Don’t lose your focus on the real threats to national security: the domestic threats, the threats that undermine us, the threats in Wisconsin. Don’t be distracted by the petty dictator who would rather be a film-maker, whose ambitions were slaked for years with flowers and chocolates from the Clinton administration. His tantrums do not pose a serious threat to our national security, and the claims that he presides over massive counterfeiting of our currency is based on, no surprise, shaky evidence.
Small, cold and starving North Korea does not pose a serious threat to our national security, certainly less of a threat than Iran whose size and influence was cause of particular concern in our National Security Strategy, but was still far less relevant than our need to be introspective and make the decisions and investments that will restore and grow our domestic capability, strength, prosperity, and national security.

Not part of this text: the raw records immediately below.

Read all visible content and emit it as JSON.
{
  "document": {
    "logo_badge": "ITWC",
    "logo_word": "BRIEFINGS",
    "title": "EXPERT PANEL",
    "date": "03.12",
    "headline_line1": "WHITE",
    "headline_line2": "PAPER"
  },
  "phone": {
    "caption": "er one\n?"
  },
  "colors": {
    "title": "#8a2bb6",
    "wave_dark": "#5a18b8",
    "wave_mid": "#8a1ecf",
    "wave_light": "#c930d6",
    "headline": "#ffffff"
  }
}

So this is odd. We’ve got a debate topic which is more legitimate in its meta-state (which skews negative due to the wording of the topic) than it will be in its common usage. Compare to the analysis on a bit of wind-up poli-TV:
They both represent two sides of an argument where everyone is wrong. Neither point of view has any merit or honestly any legitimate resource… This polarizing argument is meant to silence dissent and provides only two polar views. That is the point of political commentary I guess.
So while this topic does a good job of making kids think, if not research, on two polarities, the narrowness of the affirmative and expected narrowness of the negative is designed to stifle actual inquiry into what constitutes a threat and what’s the threshold for being a serious threat. The conclusion of a typical round won’t be one team wins and the other loses, but rather one team has determined which regime we should squander American money, blood and body parts toppling while the other team’s preferred regime will just have to wait — and getting kids to do that sort of thing as the matter of winning an argument strikes me as reprehensible in an Ender’s Game via 1984 kind of way. As far as I’m concerned, the more honest debate would be “Resolved: Eastasia poses a more serious threat to Oceania national security than Eurasia.”